Do I Need An ERISA Attorney? When It’s Time To Call The Experts
The Employee Retirement Income Security Act (ERISA) was enacted as federal law in 1974. The Act provides protections and governs the benefits of individuals in the private sector. The law governs numerous benefits, including retirement accounts and long-term disability. An ERISA attorney is called, in most cases, when there are issues with long-term disability benefits.
What is ERISA?
ERISA law is designed to benefit employees by offering protections and rights. The law dictates the rights of each employee as well as insurance companies. If you're employed by one of the following, you're likely protected by this Act:
- Employer with group disability insurance
- Employee group
The law protects employees from harmful industry practices and also protects the contributions made by employees. Employers that contribute to an employee's health or retirement plan are bound by ERISA rules.
Employers are required to provide, in writing, information about each plan that the employee is eligible to participate in.
When an employee is injured or ill, and they have to be on long-term disability, this is when an attorney that specializes in ERISA law can offer assistance.
When to Call an ERISA Attorney
The law is designed to protect employees, but it can be difficult to navigate the law on your own. An attorney who is familiar with the regulations is best suited to assist with:
If you're attempting to go through a claim or appeal on your own, it's a risk that you shouldn't take on alone. The times when it's important to contact an attorney include:
Filing an Appeal
Filing an initial claim may seem like a straightforward process, but you likely have only one chance to file an appeal. When you file your appeal, you need to supply the following:
- Medical documents and evidence
- Vocational documentation
- Witness evidence
ERISA limits your ability to continue submitting documentation to support your disability. You need to provide substantial documentation to address the obstacles that you face as a result of your disability.
An attorney can help outline the life changes you'll face as a result of your disability and
help collect the documentation to back these claims. Reports from specialists and doctors may need to be added to increase the chances of your claim or appeal being approved.
Claim Goes to Court
Insurance companies will fight back against claims to avoid paying them. The claim may go in front of the court. You have this one opportunity to win your claim, and it comes down to the legal team and documentation you can provide.
The insurer's lawyers have a lot of your documentation in their possession.
If you go into the appeal process unprepared, you may lose your only opportunity to receive the benefits you deserve.

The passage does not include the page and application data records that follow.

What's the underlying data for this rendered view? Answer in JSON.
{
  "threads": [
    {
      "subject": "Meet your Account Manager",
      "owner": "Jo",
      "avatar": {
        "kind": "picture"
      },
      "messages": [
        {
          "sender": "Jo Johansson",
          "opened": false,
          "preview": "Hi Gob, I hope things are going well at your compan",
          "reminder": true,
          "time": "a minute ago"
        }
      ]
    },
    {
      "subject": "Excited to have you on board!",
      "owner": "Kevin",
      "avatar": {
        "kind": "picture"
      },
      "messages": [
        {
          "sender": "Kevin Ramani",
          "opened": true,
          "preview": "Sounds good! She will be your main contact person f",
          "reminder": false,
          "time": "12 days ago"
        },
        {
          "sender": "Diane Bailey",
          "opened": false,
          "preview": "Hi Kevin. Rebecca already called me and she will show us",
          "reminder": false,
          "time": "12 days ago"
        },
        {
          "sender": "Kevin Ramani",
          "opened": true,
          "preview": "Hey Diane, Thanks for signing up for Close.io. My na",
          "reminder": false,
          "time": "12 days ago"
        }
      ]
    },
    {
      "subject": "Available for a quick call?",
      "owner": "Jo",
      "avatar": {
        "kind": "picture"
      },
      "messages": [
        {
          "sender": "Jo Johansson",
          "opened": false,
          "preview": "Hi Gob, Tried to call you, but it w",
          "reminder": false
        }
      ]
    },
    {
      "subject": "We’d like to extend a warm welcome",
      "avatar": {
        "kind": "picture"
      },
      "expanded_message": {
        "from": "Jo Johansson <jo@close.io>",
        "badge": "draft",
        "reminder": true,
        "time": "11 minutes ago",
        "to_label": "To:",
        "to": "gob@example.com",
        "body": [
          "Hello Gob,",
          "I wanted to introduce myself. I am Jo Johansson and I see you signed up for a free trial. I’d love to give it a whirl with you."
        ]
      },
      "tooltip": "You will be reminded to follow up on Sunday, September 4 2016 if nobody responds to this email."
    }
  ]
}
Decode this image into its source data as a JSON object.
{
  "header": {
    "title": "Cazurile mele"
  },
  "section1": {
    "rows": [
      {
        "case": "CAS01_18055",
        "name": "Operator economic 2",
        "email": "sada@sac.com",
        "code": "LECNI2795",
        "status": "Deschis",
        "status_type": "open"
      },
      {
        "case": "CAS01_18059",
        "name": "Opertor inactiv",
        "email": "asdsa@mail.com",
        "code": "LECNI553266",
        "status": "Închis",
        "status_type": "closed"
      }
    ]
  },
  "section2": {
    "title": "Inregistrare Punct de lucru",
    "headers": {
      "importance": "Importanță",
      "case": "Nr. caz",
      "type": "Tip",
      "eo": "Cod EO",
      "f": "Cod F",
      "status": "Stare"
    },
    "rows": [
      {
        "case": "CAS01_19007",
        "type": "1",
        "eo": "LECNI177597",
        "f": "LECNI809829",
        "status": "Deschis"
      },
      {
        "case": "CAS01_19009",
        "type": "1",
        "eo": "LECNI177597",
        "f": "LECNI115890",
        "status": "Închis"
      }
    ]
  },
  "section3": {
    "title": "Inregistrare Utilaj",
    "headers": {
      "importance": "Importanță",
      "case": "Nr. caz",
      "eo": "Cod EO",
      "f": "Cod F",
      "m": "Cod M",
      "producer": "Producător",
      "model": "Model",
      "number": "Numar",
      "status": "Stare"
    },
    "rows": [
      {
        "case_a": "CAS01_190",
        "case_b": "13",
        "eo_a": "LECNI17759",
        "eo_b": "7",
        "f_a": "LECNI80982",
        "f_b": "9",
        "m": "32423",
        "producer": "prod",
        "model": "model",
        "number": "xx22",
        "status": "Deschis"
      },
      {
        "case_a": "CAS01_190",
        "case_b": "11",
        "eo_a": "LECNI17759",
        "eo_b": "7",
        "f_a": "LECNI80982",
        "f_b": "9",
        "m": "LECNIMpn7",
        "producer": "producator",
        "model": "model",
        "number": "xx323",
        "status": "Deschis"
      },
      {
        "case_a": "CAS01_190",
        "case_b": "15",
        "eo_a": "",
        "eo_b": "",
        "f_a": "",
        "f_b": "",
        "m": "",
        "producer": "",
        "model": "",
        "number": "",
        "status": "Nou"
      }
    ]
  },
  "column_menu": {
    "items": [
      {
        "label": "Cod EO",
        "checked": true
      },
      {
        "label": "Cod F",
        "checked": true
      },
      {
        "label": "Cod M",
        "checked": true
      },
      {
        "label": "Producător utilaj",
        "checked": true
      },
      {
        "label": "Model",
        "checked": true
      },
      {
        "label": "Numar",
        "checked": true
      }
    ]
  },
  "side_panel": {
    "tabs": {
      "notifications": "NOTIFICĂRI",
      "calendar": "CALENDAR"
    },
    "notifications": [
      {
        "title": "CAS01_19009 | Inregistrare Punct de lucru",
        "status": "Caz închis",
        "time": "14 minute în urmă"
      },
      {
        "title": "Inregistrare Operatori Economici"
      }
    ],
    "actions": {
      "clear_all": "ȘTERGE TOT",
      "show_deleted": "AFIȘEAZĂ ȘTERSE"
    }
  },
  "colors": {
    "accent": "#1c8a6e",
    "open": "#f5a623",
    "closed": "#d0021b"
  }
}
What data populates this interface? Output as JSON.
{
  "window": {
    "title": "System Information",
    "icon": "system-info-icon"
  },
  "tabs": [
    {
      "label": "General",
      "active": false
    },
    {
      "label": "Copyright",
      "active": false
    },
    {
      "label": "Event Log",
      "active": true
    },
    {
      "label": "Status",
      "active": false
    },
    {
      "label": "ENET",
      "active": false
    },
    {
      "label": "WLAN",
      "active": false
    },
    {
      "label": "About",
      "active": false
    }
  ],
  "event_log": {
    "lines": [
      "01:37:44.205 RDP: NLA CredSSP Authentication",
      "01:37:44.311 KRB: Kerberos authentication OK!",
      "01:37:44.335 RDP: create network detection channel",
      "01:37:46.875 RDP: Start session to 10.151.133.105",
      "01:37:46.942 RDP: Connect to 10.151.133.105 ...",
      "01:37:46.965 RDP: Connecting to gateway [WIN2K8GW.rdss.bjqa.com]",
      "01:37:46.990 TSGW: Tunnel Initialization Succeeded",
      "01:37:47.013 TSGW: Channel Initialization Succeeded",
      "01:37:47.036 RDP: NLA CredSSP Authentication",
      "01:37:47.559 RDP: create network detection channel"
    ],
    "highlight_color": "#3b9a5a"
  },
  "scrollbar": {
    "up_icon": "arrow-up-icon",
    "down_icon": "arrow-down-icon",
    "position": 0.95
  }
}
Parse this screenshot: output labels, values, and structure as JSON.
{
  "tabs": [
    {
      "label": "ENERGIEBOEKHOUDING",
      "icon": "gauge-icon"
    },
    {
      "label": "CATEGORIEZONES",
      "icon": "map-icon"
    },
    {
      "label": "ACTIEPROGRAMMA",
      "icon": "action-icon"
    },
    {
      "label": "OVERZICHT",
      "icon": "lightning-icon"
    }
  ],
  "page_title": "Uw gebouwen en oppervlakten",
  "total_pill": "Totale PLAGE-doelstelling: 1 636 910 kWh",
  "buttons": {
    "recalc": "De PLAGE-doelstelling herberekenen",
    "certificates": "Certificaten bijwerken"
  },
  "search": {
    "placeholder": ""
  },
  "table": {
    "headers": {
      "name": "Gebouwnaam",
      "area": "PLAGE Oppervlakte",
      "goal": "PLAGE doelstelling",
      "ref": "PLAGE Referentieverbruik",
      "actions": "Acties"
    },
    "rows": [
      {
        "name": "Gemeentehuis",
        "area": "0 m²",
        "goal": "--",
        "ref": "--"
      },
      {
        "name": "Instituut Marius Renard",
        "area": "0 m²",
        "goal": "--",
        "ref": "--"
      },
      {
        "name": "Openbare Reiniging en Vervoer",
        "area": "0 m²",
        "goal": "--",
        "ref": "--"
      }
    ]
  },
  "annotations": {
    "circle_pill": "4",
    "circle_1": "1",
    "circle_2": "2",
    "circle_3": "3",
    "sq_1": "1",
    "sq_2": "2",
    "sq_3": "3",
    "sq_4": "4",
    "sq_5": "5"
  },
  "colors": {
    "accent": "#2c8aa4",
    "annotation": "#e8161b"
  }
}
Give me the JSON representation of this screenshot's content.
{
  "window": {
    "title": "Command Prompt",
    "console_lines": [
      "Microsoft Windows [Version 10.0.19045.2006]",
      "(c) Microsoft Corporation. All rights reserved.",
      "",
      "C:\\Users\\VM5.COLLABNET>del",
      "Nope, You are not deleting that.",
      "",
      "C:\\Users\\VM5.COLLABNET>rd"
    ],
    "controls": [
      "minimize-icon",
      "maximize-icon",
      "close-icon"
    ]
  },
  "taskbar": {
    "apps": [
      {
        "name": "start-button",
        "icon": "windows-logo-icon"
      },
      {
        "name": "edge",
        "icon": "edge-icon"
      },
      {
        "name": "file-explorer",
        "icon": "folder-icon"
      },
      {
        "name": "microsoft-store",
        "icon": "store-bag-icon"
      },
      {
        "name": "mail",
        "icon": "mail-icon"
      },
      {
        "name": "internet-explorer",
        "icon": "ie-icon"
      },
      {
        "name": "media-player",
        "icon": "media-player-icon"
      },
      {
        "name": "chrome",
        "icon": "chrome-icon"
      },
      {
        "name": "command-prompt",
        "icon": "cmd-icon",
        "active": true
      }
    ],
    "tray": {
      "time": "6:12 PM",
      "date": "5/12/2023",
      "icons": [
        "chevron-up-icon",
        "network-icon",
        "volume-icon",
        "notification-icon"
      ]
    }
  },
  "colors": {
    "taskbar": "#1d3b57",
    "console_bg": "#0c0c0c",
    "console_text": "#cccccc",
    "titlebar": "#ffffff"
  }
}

An attorney will:
- Gather the documentation required to strengthen your claim
- Defend your claim in court and paint a clear picture of your life after the disability
Going into the courtroom unprepared gives the insurer's argument a higher chance of convincing the court. You shouldn't leave your only appeal up to fate.
You Don't Know Your Rights Under ERISA Law
Our attorneys specialize in ERISA law. We know what rights and benefits are available to you under the law. These laws can have an impact on your claim, and it's important for an attorney to protect your rights.
If you go into an appeal without a full understanding of your rights, you may lose rights you didn't know were available to you by law.
Attorneys protect your rights and ensure that you're never caught off guard during the appeal process.
Changes or Amendments are Made
Attorneys can also work on plans to ensure that they adhere to ERISA regulations. Legal professionals will look over retirement plans to ensure that the plan is compliant and that there are no risks of compliance issues in the future.
IRS requirements also dictate that qualified plans have new plan documents and tack-on amendments added every year or two to conform to new laws and regulations. Amendments may require the help of an attorney if eligibility requirements are changing or multiple employer plans are added.
An attorney will draft and/or renew one of these plan documents to ensure that they meet the regulations put forth by ERISA.
New plan documents are required every 5 to 6 years, and these too must be reviewed by an attorney.
Plan and fiduciary issues are not always obvious to claimants who file for benefits. An attorney can help protect employees by helping them navigate the complex laws and regulations under ERISA, and determine where plan administrators or insurers have not followed the law when denying benefits.
ERISA cases are complex. Whether you're filing a claim or appeal or need to file a lawsuit in court over an unfair claim denial, it's important to call an ERISA attorney as soon as possible.
Contact us today for a free consultation